Taking a bit of a chance here but can I just say something in George Osbornes favour - he didn't actually link the Philpotts to the benefits changes. He was asked what he thought should happen to families like the Philpotts. (Grabs tin hat and ducks)

auntbett Fri 05-Apr-13 10:33:49

I don't think anyone would advocate state control over population regulation, either from the point of view of birth control or for us older ones, euthanisia?! However, a degree of personal responsibility is a creditable thing. Anecdotal accounts of happy, fulfilled, stable larger families can be countered by the experience of seeing a large family unable to sustain themselves physically, financially, emotionally, with exhausted parents and children with restricted life chances. It is my personal view that having children is of course a personal choice and carries great responsibilities as well as joys, but I also think that no-one has a right to have child just because they want one. I agree with Sel and Greatnan, overpopulation and the distribution of resources is a serious debate and it might be beneficial if those contemplating having many children could get away from thinking it's just about their own family and look at the wider picture.

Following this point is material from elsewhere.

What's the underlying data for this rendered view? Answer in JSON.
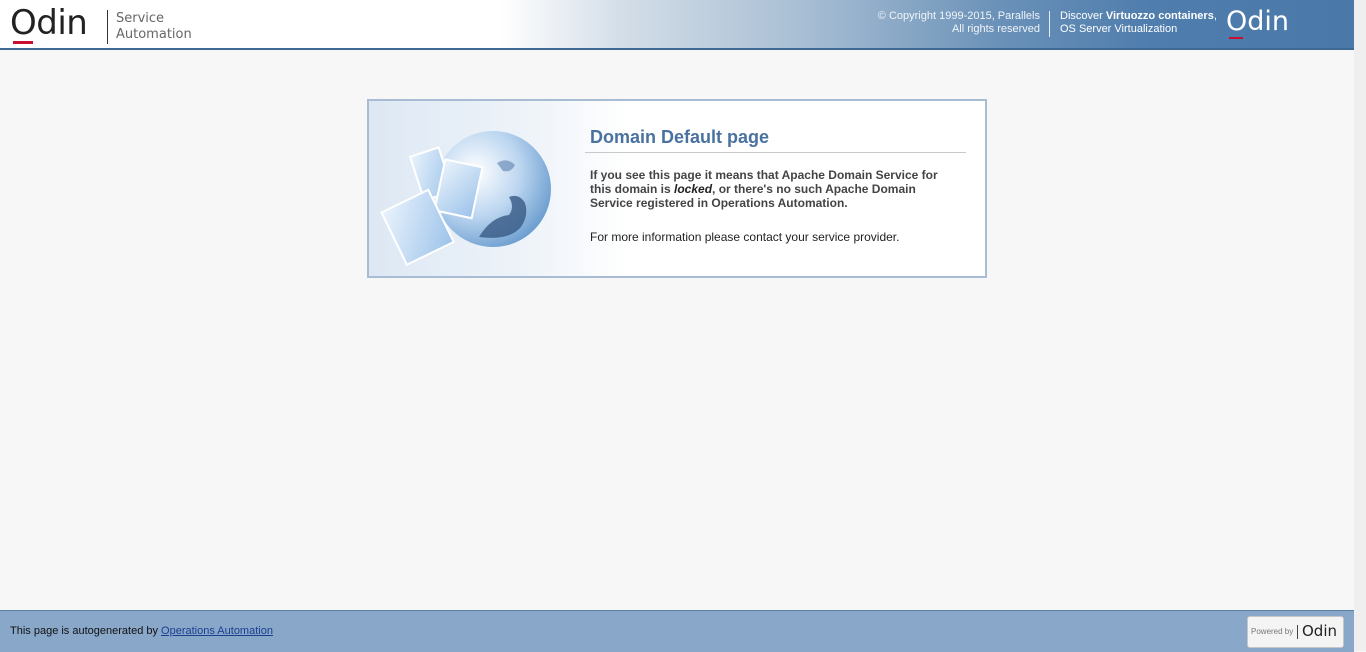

Movedalot Fri 05-Apr-13 10:33:55

sunseeker wink

Greatnan Fri 05-Apr-13 10:41:01

I am afraid most people who talk about large families seem to rely on anecdotal evidence from the tiny number of such families they know about.
Of course we all agree that people should be responsible but as I have pointed out (several times!) sometimes people who already have what some would consider the wrong amount of children fall on hard times through no fault of their own. It must be horrible for them to be pilloried and associated with the feckless.
Nobody has said what should be done with existing large families - it is evident that the children cannot be left to starve.
My whole point is that whatever statistics you use, such families are rare in comparison to the general population and should not be used as a way of trying to cut benefits.

absent Fri 05-Apr-13 10:47:01

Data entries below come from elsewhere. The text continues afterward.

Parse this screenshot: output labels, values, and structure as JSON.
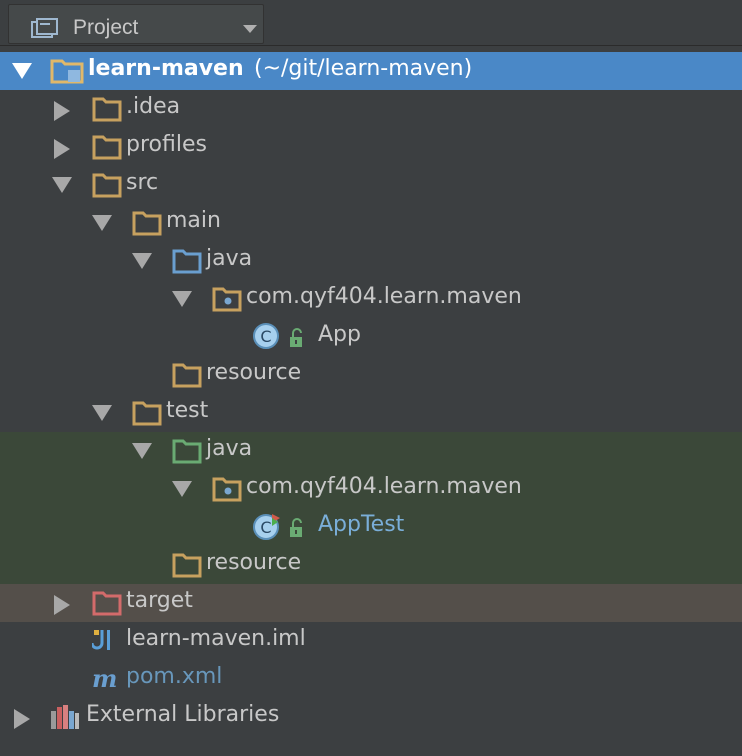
{
  "panel": {
    "title": "Project"
  },
  "tree": {
    "root_name": "learn-maven",
    "root_path": "(~/git/learn-maven)",
    "items": {
      "idea": ".idea",
      "profiles": "profiles",
      "src": "src",
      "main": "main",
      "main_java": "java",
      "main_package": "com.qyf404.learn.maven",
      "app_class": "App",
      "main_resource": "resource",
      "test": "test",
      "test_java": "java",
      "test_package": "com.qyf404.learn.maven",
      "apptest_class": "AppTest",
      "test_resource": "resource",
      "target": "target",
      "iml": "learn-maven.iml",
      "pom": "pom.xml",
      "external": "External Libraries"
    }
  },
  "colors": {
    "selection": "#4a88c7",
    "test_row": "#3b4839",
    "excluded_row": "#544f4a",
    "folder": "#c7a15f",
    "source_folder": "#6a9fd0",
    "test_folder": "#6aab73",
    "excluded_folder": "#d36b6b"
  }
}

Greatnan I'm not so sure you're right. Reading letters in various newspapers and even some of the posts on Gransnet, I think that there are people who would leave the children of existing large families on welfare to starve. They would shake their heads and say how sad it is but the parents have been so irresponsible.

sunseeker Fri 05-Apr-13 10:48:49

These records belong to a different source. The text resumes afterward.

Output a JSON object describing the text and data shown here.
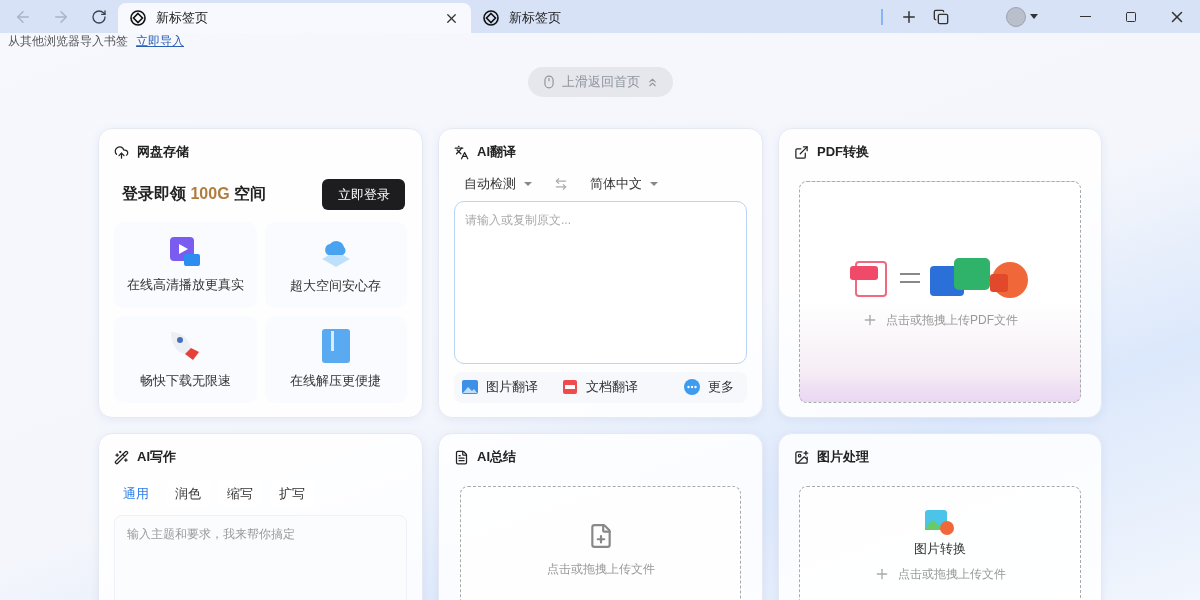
{
  "nav": {
    "back_disabled": true,
    "forward_disabled": true
  },
  "tabs": [
    {
      "title": "新标签页",
      "selected": true
    },
    {
      "title": "新标签页",
      "selected": false
    }
  ],
  "bookmark_bar": {
    "text": "从其他浏览器导入书签",
    "link": "立即导入"
  },
  "scroll_hint": "上滑返回首页",
  "cards": [
    {
      "kind": "storage",
      "title": "网盘存储",
      "promo": {
        "before": "登录即领",
        "highlight": "100G",
        "after": "空间"
      },
      "button": "立即登录",
      "features": [
        {
          "kind": "video",
          "label": "在线高清播放更真实"
        },
        {
          "kind": "cloud",
          "label": "超大空间安心存"
        },
        {
          "kind": "rocket",
          "label": "畅快下载无限速"
        },
        {
          "kind": "zip",
          "label": "在线解压更便捷"
        }
      ]
    },
    {
      "kind": "translate",
      "title": "AI翻译",
      "source": "自动检测",
      "target": "简体中文",
      "placeholder": "请输入或复制原文...",
      "actions": [
        {
          "kind": "image",
          "label": "图片翻译"
        },
        {
          "kind": "doc",
          "label": "文档翻译"
        },
        {
          "kind": "more",
          "label": "更多"
        }
      ]
    },
    {
      "kind": "pdf",
      "title": "PDF转换",
      "upload": "点击或拖拽上传PDF文件"
    },
    {
      "kind": "writing",
      "title": "AI写作",
      "modes": [
        {
          "label": "通用",
          "selected": true
        },
        {
          "label": "润色",
          "selected": false
        },
        {
          "label": "缩写",
          "selected": false
        },
        {
          "label": "扩写",
          "selected": false
        }
      ],
      "placeholder": "输入主题和要求，我来帮你搞定"
    },
    {
      "kind": "summary",
      "title": "AI总结",
      "upload": "点击或拖拽上传文件"
    },
    {
      "kind": "image",
      "title": "图片处理",
      "tool": "图片转换",
      "upload": "点击或拖拽上传文件"
    }
  ]
}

Actually Greatnan I do agree with you - the welfare state was set up to help those families you mention, no matter how many children they have.

What needs to be done is to educate people to be responsible for their own lives, then if they do fall on hard times the welfare state is there to help them.

Something has to be done about the abuse of the welfare system but how this can be done without hurting those who the system was set up to help I just don't know.

annodomini Fri 05-Apr-13 11:04:20

If these families were 'left to starve' who would be the first to whinge if the children later became 'feral youths' roaming the streets mugging respectable citizens?

Grannyknot Fri 05-Apr-13 11:27:43

One thing is certain, there are loopholes that permit abuse of the welfare system including the health system - to the detriment of all - including the deserving - as a senior doctor and professor pointed out this week (I first picked up about it on Twitter but Google found a report on it in The Spectator):

In this case the loophole appears to be issuing overseas visitors with an NHS number. It's unbelievable that people are filling hospitals near Heathrow Airport for free treatment and being wheeled back to their planes still in a wheelchair (from the article). I shake my head.

gillybob Fri 05-Apr-13 11:45:59

There is a notoriouslarge family who live on the same estate as my son and DIL. The local authority knocked two houses into one huge house in order to accommodate their ever growing numbers. They have all been to prison at one time or another and the eldest son is currently serving a long sentence for a vile crime. All of the children have now left home and live in their own flats/houses (local authority rented) and yet the mum still lives alone in this huge 6/7 bedroomed house (paid for by the local authority obviously).

Having said that, I still believe that huge families are quite rare and Greatnans early statistics prove the point.